TASK INSTRUCTIONS:
Search the material below for "respuestas" and copy every line where it occurs.

SUPPLIED RECORDS:
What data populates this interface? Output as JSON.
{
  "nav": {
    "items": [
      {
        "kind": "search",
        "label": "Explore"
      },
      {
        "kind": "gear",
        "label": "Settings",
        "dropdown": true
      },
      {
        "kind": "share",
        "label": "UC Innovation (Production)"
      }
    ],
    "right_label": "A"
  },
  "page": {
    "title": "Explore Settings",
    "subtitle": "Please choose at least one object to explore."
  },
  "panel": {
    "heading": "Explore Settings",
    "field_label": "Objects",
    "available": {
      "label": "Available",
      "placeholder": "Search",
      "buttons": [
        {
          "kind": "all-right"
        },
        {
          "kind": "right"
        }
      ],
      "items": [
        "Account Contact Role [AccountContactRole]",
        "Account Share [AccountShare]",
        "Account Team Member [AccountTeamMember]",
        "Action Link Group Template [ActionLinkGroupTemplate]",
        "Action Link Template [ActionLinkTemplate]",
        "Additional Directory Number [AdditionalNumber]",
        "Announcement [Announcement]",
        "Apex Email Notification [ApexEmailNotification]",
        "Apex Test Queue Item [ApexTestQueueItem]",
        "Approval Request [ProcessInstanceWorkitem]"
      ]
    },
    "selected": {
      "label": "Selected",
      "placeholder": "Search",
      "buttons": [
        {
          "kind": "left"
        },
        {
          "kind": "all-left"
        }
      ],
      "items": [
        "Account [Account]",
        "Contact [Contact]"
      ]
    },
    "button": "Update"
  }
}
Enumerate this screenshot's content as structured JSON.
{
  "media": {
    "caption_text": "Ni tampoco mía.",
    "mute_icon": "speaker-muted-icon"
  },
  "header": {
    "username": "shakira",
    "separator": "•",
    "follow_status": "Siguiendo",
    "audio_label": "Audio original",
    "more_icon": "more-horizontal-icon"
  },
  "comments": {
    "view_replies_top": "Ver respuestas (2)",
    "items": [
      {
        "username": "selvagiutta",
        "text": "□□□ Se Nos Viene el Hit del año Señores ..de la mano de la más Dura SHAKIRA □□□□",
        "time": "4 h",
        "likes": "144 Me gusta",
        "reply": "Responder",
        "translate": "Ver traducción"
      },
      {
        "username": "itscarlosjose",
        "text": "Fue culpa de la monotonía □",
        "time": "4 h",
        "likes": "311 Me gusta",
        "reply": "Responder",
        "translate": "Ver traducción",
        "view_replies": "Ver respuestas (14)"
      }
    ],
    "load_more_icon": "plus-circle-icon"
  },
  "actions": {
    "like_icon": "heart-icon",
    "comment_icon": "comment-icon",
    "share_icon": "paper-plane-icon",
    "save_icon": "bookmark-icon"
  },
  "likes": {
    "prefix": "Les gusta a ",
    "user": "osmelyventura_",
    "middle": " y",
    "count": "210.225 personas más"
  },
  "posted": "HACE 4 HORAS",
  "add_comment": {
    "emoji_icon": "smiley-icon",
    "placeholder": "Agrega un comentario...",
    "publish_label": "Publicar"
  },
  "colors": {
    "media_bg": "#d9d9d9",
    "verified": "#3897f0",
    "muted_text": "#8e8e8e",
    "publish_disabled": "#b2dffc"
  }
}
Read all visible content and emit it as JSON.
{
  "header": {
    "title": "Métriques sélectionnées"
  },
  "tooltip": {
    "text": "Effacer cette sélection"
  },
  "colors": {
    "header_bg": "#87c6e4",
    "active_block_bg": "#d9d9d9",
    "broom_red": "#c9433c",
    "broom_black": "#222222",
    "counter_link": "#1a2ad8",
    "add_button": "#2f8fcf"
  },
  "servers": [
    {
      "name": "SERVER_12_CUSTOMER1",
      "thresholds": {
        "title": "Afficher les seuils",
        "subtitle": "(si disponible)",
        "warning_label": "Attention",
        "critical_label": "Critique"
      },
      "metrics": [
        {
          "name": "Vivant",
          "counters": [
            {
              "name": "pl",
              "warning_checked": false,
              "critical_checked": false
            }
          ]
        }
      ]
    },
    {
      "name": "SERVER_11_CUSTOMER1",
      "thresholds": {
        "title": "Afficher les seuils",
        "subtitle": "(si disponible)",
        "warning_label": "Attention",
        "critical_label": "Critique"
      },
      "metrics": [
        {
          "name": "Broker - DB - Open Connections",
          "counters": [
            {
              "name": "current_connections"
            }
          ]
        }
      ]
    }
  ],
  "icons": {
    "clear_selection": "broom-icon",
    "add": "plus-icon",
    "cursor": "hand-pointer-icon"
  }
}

COMPLETED EXERCISE:
    "view_replies_top": "Ver respuestas (2)",
        "view_replies": "Ver respuestas (14)"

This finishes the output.